As a child, did you ever play pretend? It’s the ultimate use of the imagination. At some point along the way many people stop playing pretend and enter into the world of reality. Their focus turns to something else. That’s ok. There’s nothing wrong with that. For authors though, the pretending doesn’t stop. We like to play pretend. It’s how our books get written.
When I was a child, I loved to play make believe. I daydreamed a lot (to my teachers’ angst). As I grew older, the thought of writing stories and poems became my focus. I had much to learn about the writing process, but I didn’t let it stand in my way. You shouldn’t let that stand in your way either. Learn it, use it, keep it. Never lose that hunger/passion within you that wants to write. Write for your pleasure and to make others happy. AND, above all else, KEEP PRETENDING.
The Tight Rope of Story Telling
We write and we edit. We try to get the story on paper or the computer screen, then we go back when we’re finished and edit what we’ve written. That’s how it’s supposed to be done anyway. Does that always happen in that order? No. Not always. There are times when we try to edit as we type. The left side of our brain wants to insert itself at the same time our right side of the brain is trying to be imaginative and creative. This process can cause you to slow down when you’re trying to come up with a story.
Let’s say you’re a paragraph into writing a scene. So far you like it, but then the analytical side of your brain (left) is saying ‘No, no. That won’t work’. You go back and rewrite parts of that paragraph. You like what you came up with and move on to the next paragraph. You’re a couple of sentences into the second paragraph when your analytical side starts rethinking what you rewrote in the first paragraph. So, you go back and look at it but aren’t sure how you want to fix it. You end up sitting there thinking. Your fingers start strumming on your desk and you lean back in your chair and stare at the ceiling. An hour later you haven’t fixed anything, nor have you moved on with your writing. Had you waited to fix what your analytical side of your brain wanted to fix, you would have been MUCH further on in your story. You may have even gotten a chapter done.

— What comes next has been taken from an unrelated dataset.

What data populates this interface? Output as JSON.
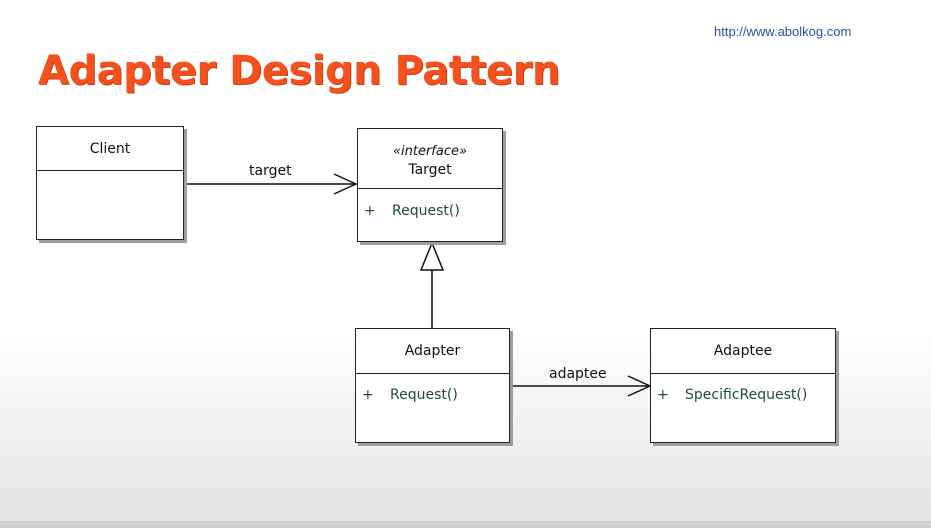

How many of you can relate to the scenario above. I know it’s happened to me at times. So, how do we turn off the left side of our brain and make its impatient self wait? It’s quite easy actually. You make it wait. Turn it off. If you don’t like something you’ve just written, make a note of it so you can go back at a later date and fix it when you’re not writing. Choose a specific day and time when that’s all you’re going to do is edit and fix.
Loosen the “rope” when you’re creating and “tighten” it back up when you’re editing.